TASK TO CARRY OUT: Filter the entries, keeping every line with the string "Configuration".
--- EXTRACTED DATA Enclosed Below ---
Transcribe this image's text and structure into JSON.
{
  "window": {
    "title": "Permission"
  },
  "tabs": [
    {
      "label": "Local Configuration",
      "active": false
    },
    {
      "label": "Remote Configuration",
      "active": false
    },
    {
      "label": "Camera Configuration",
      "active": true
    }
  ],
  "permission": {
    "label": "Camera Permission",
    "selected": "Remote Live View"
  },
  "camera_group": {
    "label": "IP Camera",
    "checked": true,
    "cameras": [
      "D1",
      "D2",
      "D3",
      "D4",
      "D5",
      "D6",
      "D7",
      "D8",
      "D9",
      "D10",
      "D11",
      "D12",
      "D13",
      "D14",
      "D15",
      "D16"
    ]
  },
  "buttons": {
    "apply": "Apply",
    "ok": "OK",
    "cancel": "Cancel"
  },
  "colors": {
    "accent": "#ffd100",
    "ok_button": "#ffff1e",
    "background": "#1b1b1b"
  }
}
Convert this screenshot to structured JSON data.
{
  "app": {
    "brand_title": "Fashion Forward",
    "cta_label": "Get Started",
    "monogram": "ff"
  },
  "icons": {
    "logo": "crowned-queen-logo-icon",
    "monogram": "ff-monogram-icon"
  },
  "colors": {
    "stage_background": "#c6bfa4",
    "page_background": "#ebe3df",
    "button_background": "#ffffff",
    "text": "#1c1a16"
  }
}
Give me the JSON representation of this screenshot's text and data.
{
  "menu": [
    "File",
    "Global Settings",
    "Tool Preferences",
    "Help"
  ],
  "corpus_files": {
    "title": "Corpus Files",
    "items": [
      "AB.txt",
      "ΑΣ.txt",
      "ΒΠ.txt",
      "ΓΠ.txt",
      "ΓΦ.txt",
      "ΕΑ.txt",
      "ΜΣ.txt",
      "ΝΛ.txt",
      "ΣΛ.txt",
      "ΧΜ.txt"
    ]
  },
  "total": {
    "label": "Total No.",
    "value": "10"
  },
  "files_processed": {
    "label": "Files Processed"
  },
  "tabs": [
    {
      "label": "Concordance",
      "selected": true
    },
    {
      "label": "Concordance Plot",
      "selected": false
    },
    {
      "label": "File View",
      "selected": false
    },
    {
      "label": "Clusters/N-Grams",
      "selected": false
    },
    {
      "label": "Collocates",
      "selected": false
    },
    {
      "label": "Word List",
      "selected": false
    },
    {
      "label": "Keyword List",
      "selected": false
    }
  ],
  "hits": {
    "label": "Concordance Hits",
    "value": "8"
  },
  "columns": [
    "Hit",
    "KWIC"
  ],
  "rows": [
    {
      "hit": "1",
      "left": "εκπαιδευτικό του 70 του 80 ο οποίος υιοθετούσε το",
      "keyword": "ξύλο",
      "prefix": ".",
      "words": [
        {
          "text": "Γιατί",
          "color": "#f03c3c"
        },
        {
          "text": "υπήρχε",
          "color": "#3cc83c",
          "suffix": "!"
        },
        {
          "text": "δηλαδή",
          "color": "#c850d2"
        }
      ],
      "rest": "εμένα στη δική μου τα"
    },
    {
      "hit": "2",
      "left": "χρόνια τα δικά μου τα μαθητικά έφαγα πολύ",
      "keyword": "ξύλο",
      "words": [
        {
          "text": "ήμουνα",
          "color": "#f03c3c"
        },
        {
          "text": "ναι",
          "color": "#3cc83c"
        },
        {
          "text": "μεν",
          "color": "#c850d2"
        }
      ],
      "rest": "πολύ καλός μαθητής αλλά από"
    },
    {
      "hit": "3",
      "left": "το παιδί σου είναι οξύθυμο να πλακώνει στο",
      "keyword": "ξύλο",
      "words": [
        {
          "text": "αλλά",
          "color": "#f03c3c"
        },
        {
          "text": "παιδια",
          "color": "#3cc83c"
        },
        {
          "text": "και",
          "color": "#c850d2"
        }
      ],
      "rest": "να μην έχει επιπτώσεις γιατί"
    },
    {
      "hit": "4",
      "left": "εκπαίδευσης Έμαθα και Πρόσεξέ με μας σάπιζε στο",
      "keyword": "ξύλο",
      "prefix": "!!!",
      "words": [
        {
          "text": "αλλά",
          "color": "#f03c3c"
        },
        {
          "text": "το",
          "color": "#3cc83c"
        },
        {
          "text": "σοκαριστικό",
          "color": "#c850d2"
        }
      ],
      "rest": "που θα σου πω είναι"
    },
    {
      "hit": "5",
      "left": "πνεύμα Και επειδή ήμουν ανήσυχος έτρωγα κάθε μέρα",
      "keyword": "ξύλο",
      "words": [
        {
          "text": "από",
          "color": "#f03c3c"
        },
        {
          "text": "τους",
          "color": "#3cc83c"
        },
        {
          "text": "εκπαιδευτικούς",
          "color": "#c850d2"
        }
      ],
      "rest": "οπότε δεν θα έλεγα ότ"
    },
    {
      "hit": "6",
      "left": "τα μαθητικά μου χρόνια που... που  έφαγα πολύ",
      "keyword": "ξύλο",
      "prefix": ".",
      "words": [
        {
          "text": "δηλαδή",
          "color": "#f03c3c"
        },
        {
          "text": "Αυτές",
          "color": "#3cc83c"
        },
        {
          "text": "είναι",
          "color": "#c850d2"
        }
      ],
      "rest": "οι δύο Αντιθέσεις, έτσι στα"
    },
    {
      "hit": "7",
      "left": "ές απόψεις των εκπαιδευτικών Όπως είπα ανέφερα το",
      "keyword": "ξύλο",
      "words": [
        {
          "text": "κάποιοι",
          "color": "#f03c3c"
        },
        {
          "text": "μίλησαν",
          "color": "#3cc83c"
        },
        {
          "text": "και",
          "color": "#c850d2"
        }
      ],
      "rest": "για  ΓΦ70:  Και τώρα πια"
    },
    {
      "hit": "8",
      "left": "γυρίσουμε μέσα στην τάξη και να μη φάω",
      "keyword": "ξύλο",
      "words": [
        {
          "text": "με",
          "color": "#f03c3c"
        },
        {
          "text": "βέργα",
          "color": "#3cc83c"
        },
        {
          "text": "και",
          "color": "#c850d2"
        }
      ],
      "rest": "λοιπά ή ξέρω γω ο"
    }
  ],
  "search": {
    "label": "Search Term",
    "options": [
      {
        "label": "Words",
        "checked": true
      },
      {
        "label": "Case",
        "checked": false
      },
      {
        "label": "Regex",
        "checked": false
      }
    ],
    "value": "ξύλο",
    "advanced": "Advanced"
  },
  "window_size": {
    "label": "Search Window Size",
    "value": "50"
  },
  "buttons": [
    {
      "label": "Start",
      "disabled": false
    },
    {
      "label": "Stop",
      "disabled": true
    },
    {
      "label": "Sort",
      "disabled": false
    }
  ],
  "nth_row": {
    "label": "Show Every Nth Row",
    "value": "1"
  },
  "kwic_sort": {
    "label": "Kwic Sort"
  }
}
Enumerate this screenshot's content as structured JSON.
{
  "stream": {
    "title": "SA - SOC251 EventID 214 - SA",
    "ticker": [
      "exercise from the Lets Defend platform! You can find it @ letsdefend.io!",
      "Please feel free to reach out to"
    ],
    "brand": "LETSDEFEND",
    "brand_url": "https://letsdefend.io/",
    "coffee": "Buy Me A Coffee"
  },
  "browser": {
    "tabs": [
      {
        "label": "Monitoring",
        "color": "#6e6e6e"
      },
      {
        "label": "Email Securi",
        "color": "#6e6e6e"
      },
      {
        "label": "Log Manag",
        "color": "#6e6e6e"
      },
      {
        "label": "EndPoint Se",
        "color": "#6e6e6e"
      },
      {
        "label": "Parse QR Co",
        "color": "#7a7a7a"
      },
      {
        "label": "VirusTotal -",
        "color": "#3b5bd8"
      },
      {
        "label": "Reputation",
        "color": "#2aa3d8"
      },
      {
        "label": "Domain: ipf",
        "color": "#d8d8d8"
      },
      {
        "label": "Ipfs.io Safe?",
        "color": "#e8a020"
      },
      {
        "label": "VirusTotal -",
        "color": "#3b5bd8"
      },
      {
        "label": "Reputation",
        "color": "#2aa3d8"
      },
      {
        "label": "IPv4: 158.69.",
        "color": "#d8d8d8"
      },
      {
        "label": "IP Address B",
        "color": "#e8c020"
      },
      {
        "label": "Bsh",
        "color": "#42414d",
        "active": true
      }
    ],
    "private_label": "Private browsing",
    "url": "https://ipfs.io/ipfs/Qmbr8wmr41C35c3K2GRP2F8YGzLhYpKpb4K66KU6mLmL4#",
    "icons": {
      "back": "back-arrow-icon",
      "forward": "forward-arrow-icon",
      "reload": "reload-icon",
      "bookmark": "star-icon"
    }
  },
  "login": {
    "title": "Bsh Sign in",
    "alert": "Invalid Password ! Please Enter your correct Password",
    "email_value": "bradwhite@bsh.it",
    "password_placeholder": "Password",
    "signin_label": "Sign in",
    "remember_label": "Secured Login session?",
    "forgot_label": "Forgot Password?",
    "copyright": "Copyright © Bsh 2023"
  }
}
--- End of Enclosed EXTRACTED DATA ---
OUTPUT BELOW:
      "label": "Local Configuration",
      "label": "Remote Configuration",
      "label": "Camera Configuration",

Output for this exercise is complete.